Jesse Barnes, one of the developers within Intel's Open-Source Technology Center whose responsibilities largely deal with Intel's Linux graphics work, has shared some thoughts and statistics on past graphics-related releases. Jesse looked at the number of DRM commits to recent Linux kernel releases, a few thoughts on Mesa
releases, and the release history of the X Server.
With the DRM work, Jesse concludes "at a high level that would seem to indicate that we did a pretty poor job of keeping the upstream kernel up-to-date, at least until recently." This isn't too surprising considering Linus Torvalds had referred to Intel's initial GEM patches
as untested crap
and considering the amount of time it's taken for a GPU kernel memory manager to enter the mainline Linux kernel and that kernel mode-setting
still hasn't entered the Linux kernel even though it's been around for many months now in varying stages.
The X Server release schedule has also been a mess with its time between releases varying greatly (need we mention X Server 1.4.1 Is Released, No Joke
). Jesse proposes de-modularizing it by pulling the drivers back into the X Server module so that it will require driver developers to ensure the server is in a good shape, but of course that isn't a sentiment widely shared.
After checking out Jesse's blog post

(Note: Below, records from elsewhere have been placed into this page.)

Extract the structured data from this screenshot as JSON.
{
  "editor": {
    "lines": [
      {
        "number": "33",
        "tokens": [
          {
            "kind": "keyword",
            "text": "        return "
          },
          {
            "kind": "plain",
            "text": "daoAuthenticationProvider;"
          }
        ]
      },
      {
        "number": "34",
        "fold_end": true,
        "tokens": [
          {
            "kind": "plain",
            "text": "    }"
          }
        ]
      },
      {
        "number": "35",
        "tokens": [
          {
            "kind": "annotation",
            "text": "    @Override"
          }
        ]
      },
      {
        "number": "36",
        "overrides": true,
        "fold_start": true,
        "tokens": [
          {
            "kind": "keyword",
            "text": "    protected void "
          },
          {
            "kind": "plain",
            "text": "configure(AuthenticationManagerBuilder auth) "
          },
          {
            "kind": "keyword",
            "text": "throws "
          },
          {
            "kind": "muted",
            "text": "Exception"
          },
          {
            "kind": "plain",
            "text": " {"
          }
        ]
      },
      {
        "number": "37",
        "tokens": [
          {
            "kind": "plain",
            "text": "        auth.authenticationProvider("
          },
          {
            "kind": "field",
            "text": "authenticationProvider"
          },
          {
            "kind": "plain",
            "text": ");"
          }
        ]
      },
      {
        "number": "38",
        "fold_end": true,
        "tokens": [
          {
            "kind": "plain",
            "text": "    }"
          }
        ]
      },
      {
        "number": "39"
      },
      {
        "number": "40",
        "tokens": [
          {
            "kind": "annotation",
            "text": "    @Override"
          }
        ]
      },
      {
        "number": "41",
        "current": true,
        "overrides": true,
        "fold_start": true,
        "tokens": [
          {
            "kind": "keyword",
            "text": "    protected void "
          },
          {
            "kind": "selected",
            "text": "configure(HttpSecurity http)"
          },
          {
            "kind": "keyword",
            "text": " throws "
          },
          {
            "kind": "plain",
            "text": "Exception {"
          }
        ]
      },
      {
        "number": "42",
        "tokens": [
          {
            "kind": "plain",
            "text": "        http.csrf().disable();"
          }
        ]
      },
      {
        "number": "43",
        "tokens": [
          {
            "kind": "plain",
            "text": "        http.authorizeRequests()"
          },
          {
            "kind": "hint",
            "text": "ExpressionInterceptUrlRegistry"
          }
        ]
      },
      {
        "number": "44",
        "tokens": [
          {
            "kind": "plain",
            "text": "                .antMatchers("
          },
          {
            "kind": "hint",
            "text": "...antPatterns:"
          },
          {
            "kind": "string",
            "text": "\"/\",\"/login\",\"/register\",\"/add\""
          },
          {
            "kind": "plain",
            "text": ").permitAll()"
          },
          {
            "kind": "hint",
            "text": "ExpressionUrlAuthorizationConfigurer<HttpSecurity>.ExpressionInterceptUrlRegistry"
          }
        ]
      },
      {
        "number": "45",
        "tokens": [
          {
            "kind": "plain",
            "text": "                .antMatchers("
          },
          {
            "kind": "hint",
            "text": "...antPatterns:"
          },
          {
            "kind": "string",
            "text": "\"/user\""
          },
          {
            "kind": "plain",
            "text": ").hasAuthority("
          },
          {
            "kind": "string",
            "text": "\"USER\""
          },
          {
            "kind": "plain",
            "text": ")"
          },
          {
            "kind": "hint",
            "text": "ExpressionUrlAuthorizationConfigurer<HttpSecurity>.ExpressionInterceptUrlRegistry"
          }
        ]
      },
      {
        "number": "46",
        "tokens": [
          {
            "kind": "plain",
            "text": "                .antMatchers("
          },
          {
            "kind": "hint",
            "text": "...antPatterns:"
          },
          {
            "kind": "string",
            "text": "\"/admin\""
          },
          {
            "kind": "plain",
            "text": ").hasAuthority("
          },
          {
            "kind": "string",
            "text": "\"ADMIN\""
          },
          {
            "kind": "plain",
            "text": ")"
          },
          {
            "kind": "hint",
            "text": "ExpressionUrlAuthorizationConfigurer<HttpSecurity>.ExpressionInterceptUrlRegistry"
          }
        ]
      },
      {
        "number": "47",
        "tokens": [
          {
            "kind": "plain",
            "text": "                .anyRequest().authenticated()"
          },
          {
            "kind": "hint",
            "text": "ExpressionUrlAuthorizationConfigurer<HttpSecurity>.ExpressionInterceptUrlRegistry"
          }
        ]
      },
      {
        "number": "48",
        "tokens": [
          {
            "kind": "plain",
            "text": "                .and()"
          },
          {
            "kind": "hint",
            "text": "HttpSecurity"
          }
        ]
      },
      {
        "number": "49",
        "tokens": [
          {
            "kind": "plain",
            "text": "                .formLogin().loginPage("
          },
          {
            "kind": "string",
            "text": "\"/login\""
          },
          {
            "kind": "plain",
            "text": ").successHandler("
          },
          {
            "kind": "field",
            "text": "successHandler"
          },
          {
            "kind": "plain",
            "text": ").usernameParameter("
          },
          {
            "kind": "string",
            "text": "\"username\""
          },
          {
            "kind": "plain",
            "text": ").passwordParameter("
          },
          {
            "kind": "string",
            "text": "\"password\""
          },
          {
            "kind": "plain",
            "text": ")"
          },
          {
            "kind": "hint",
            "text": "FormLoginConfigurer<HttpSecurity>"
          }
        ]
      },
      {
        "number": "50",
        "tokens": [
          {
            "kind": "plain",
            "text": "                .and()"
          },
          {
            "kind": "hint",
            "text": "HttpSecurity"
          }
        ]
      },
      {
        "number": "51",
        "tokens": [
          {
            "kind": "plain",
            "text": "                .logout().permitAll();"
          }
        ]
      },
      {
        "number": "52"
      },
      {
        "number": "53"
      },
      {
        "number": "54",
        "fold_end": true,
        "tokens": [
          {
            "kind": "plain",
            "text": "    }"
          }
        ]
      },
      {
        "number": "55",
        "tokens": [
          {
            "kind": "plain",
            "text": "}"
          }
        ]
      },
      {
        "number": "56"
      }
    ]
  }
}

, you may also be interested in our articles on Contributors To The X Server
and The People Behind Mesa